DATA RECORDS Start Marker

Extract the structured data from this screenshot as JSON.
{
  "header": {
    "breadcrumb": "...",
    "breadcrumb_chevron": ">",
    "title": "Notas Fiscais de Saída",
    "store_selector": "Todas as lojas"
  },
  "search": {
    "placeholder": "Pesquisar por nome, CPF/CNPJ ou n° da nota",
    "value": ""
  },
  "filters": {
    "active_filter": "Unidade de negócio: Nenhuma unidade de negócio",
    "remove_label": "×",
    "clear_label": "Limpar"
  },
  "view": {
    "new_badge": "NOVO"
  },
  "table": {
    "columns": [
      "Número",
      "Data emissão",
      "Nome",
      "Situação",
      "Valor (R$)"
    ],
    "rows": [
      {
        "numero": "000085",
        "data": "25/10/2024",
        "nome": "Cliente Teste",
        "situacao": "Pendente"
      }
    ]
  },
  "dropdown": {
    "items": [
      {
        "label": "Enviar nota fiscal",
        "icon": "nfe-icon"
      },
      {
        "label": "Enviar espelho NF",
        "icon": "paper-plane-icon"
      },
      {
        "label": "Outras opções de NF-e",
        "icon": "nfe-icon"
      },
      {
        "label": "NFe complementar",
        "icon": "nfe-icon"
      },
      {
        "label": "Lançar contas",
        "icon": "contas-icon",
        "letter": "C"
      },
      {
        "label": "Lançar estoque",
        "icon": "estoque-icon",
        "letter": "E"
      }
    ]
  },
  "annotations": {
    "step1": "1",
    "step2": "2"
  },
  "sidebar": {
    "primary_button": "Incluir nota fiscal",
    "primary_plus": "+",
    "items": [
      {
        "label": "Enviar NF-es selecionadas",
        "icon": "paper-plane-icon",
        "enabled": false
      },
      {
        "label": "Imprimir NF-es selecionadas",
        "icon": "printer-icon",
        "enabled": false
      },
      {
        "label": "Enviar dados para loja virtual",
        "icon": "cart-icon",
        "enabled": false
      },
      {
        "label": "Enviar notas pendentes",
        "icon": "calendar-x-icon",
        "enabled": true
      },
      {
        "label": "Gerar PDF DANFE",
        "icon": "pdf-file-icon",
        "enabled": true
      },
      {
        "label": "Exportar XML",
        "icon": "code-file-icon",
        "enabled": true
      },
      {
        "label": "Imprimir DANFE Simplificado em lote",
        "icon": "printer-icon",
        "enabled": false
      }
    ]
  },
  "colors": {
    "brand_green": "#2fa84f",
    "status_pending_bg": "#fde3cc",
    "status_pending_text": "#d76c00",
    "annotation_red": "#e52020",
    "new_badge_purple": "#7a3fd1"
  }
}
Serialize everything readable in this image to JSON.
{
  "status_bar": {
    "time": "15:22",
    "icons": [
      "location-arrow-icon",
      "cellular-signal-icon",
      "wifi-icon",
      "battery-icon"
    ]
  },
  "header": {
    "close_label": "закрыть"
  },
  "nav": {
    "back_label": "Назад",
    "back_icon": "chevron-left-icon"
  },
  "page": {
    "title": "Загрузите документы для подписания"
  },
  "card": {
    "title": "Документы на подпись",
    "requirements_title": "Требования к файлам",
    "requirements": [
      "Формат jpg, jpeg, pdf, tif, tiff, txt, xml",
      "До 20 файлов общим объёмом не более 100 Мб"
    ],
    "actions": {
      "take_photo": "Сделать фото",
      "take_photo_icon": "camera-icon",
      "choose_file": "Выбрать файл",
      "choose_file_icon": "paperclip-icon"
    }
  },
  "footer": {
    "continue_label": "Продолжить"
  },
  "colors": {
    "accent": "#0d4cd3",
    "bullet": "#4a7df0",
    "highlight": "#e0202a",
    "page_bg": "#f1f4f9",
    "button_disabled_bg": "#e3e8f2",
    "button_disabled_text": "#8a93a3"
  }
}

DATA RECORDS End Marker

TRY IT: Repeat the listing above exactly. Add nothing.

COMPLETED EXERCISE:
Extract the structured data from this screenshot as JSON.
{
  "header": {
    "breadcrumb": "...",
    "breadcrumb_chevron": ">",
    "title": "Notas Fiscais de Saída",
    "store_selector": "Todas as lojas"
  },
  "search": {
    "placeholder": "Pesquisar por nome, CPF/CNPJ ou n° da nota",
    "value": ""
  },
  "filters": {
    "active_filter": "Unidade de negócio: Nenhuma unidade de negócio",
    "remove_label": "×",
    "clear_label": "Limpar"
  },
  "view": {
    "new_badge": "NOVO"
  },
  "table": {
    "columns": [
      "Número",
      "Data emissão",
      "Nome",
      "Situação",
      "Valor (R$)"
    ],
    "rows": [
      {
        "numero": "000085",
        "data": "25/10/2024",
        "nome": "Cliente Teste",
        "situacao": "Pendente"
      }
    ]
  },
  "dropdown": {
    "items": [
      {
        "label": "Enviar nota fiscal",
        "icon": "nfe-icon"
      },
      {
        "label": "Enviar espelho NF",
        "icon": "paper-plane-icon"
      },
      {
        "label": "Outras opções de NF-e",
        "icon": "nfe-icon"
      },
      {
        "label": "NFe complementar",
        "icon": "nfe-icon"
      },
      {
        "label": "Lançar contas",
        "icon": "contas-icon",
        "letter": "C"
      },
      {
        "label": "Lançar estoque",
        "icon": "estoque-icon",
        "letter": "E"
      }
    ]
  },
  "annotations": {
    "step1": "1",
    "step2": "2"
  },
  "sidebar": {
    "primary_button": "Incluir nota fiscal",
    "primary_plus": "+",
    "items": [
      {
        "label": "Enviar NF-es selecionadas",
        "icon": "paper-plane-icon",
        "enabled": false
      },
      {
        "label": "Imprimir NF-es selecionadas",
        "icon": "printer-icon",
        "enabled": false
      },
      {
        "label": "Enviar dados para loja virtual",
        "icon": "cart-icon",
        "enabled": false
      },
      {
        "label": "Enviar notas pendentes",
        "icon": "calendar-x-icon",
        "enabled": true
      },
      {
        "label": "Gerar PDF DANFE",
        "icon": "pdf-file-icon",
        "enabled": true
      },
      {
        "label": "Exportar XML",
        "icon": "code-file-icon",
        "enabled": true
      },
      {
        "label": "Imprimir DANFE Simplificado em lote",
        "icon": "printer-icon",
        "enabled": false
      }
    ]
  },
  "colors": {
    "brand_green": "#2fa84f",
    "status_pending_bg": "#fde3cc",
    "status_pending_text": "#d76c00",
    "annotation_red": "#e52020",
    "new_badge_purple": "#7a3fd1"
  }
}
Serialize everything readable in this image to JSON.
{
  "status_bar": {
    "time": "15:22",
    "icons": [
      "location-arrow-icon",
      "cellular-signal-icon",
      "wifi-icon",
      "battery-icon"
    ]
  },
  "header": {
    "close_label": "закрыть"
  },
  "nav": {
    "back_label": "Назад",
    "back_icon": "chevron-left-icon"
  },
  "page": {
    "title": "Загрузите документы для подписания"
  },
  "card": {
    "title": "Документы на подпись",
    "requirements_title": "Требования к файлам",
    "requirements": [
      "Формат jpg, jpeg, pdf, tif, tiff, txt, xml",
      "До 20 файлов общим объёмом не более 100 Мб"
    ],
    "actions": {
      "take_photo": "Сделать фото",
      "take_photo_icon": "camera-icon",
      "choose_file": "Выбрать файл",
      "choose_file_icon": "paperclip-icon"
    }
  },
  "footer": {
    "continue_label": "Продолжить"
  },
  "colors": {
    "accent": "#0d4cd3",
    "bullet": "#4a7df0",
    "highlight": "#e0202a",
    "page_bg": "#f1f4f9",
    "button_disabled_bg": "#e3e8f2",
    "button_disabled_text": "#8a93a3"
  }
}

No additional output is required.